A familiar toy can provide comfort and entertainment for your dog during rest breaks on the trail. Bringing along their favorite toy can help alleviate any anxiety or boredom they may experience during the hike. Additionally, a toy can serve as a distraction to prevent them from becoming fixated on wildlife or other hikers.

9. Monitor Your Dog Wisely


While hiking, it’s essential to keep a close eye on your dog at all times. Watch out for signs of fatigue, overheating, or discomfort. Take frequent breaks to allow them to rest and drink water. Adjust your pace according to your dog’s abilities and be mindful of any signs that they may be struggling or in distress.

10. Check Your Pooch Before Heading Home

After the hike, it’s crucial to thoroughly check your dog for any injuries, ticks, or debris that may have lodged in its paws or fur. Look for cuts, scrapes, or signs of irritation. Remove any ticks promptly and clean any wounds to prevent infection. By checking your dog after the hike, you can address any issues early and ensure their well-being.

What to Pack for Hikes with Dogs

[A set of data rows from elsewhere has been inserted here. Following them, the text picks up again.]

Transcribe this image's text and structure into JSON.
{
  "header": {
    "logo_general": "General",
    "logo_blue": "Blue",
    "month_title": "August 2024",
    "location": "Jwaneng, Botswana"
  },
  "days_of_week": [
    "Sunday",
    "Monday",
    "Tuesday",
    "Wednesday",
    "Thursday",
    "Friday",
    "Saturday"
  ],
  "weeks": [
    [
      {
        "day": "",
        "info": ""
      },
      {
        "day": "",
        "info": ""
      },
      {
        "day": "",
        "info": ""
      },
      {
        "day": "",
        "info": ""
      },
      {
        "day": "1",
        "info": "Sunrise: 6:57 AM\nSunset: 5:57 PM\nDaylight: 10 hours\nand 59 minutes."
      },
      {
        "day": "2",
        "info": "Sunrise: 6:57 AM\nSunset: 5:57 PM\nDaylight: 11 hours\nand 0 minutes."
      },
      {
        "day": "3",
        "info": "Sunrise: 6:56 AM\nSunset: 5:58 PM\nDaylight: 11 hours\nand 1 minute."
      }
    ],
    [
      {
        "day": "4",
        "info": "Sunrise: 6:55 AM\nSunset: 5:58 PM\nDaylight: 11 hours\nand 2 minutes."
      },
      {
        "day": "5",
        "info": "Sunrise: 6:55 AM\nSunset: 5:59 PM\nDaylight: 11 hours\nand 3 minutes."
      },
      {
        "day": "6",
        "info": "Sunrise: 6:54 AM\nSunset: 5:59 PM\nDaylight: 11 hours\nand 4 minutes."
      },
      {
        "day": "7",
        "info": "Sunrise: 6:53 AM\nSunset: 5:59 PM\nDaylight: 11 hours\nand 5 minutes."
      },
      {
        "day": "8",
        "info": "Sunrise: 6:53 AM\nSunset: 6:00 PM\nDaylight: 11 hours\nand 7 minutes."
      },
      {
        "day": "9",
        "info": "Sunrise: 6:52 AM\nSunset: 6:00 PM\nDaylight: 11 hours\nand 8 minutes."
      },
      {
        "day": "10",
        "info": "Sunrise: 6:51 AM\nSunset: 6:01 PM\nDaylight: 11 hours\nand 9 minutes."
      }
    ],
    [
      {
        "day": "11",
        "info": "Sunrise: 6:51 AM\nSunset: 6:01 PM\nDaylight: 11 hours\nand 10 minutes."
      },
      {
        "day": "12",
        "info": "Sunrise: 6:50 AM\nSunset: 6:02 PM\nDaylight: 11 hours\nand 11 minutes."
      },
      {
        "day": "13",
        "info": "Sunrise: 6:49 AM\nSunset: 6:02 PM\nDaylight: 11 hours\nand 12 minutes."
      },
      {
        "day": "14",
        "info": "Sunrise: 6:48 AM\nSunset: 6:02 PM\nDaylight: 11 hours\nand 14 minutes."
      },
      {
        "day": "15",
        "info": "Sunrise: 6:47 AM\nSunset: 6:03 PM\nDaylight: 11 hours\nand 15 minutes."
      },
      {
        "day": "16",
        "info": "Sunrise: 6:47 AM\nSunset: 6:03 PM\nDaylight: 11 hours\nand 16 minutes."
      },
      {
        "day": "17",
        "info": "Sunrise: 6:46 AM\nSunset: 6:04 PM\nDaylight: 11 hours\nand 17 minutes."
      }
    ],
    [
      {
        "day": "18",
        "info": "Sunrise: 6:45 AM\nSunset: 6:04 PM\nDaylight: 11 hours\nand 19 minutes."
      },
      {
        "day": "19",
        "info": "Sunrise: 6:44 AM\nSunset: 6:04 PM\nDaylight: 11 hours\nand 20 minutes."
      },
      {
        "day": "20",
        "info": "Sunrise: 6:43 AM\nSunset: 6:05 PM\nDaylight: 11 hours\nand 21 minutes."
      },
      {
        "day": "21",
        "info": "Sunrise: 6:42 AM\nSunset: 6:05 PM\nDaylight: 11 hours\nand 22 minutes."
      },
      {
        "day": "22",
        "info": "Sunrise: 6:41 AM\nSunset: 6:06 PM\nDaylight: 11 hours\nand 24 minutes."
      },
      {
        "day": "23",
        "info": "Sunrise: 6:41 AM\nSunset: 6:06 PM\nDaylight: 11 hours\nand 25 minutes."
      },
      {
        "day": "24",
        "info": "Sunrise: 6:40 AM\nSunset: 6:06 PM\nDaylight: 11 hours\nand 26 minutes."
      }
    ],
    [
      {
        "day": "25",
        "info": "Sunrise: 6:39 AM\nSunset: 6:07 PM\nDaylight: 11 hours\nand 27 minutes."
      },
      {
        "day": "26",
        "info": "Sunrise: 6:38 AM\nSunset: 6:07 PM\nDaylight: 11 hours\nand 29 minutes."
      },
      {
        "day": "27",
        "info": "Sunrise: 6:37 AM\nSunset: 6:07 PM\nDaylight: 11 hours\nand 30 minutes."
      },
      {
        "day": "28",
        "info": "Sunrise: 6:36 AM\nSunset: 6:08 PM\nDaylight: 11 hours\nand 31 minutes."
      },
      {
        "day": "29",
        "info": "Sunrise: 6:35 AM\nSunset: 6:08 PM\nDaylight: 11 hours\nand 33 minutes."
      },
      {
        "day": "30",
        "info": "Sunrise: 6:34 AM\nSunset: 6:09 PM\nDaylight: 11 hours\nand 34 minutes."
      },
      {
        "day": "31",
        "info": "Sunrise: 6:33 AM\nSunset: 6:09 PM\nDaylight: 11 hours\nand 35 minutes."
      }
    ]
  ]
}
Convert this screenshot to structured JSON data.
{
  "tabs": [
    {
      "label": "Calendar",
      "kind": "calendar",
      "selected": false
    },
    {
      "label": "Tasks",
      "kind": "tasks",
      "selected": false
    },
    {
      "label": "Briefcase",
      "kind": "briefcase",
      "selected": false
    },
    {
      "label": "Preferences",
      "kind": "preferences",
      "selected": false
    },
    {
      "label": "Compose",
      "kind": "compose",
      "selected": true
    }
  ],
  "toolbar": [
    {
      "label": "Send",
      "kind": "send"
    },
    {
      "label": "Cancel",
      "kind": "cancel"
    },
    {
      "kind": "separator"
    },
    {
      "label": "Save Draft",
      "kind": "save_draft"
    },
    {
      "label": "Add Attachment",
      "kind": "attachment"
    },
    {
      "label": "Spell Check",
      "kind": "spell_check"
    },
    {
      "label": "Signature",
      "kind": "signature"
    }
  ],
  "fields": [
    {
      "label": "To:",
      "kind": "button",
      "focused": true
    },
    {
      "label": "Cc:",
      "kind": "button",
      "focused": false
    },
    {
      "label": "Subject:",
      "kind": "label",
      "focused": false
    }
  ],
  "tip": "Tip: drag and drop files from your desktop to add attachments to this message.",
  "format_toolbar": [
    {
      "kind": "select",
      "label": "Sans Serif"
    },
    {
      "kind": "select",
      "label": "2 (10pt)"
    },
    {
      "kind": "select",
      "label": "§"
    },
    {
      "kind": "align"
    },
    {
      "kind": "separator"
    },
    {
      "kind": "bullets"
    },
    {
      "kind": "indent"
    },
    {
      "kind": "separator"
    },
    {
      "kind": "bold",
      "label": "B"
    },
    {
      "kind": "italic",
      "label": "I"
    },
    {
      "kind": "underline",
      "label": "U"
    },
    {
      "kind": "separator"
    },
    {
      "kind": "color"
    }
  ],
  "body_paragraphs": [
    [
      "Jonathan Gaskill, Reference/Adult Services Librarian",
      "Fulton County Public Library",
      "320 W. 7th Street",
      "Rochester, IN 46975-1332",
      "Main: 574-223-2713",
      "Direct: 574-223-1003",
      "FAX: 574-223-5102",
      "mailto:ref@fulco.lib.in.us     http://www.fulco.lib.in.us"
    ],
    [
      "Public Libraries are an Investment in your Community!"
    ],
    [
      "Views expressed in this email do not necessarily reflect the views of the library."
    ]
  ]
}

When packing for a hike with your dog, there are several essential items to include in your backpack. These items include:

  • Leash and harness: Ensure you have a sturdy leash and a well-fitted harness for your dog. This will help you maintain control and keep them safe during the hike.
  • ID tags and microchip information: In case your dog gets separated from you, make sure they have proper identification tags and that their microchip information is up to date.
  • Waste bags: Always bring enough poop bags to clean up after your dog. Leaving waste on the trail is not only unsightly but can also harm the environment.
  • Doggy first aid kit: Include items such as bandages, tweezers, antiseptic wipes, and any necessary medications or ointments in case of minor injuries.
  • Towel or mat: Having a towel or mat for your dog to rest on can provide them with a comfortable spot during breaks or when you stop for a picnic.
  • Extra leash and collar: It’s always a good idea to have a spare leash and collar in case the original ones break or get lost.
  • Dog booties: If you anticipate rough or rocky terrain, dog booties can protect your dog’s paws from injuries and hot surfaces.
  • Portable water and food bowls: Collapsible bowls are lightweight and easy to carry, ensuring your dog stays hydrated and fed during the hike.

Where to Hike with Your Dog

  • Local parks, state parks, and national forests often have designated dog-friendly trails.
  • Check with your city or town’s park department for information on dog-friendly trails in local parks.
  • Visit the website of your state’s parks and recreation department for details on dog-friendly trails in state parks and any specific regulations.
  • Check the websites of national forests for information on dog-friendly trails and any restrictions or guidelines.
  • Some national parks have designated trails or areas where dogs are welcome, but be aware of the restrictions.
  • Explore regional trail systems that may have dog-friendly sections connecting multiple towns or cities.
  • Look for dog-friendly beaches if you live near a coastline or plan to visit one.
  • Consider dog parks with hiking trails, which offer off-leash play areas and hiking opportunities.
  • Connect with local hiking groups or clubs for information and recommendations on dog-friendly trails.

In conclusion

Preparing for hikes with your dog requires careful planning and consideration. By following the ten essential tips you can ensure a safe and enjoyable hiking experience for both you and your furry companion.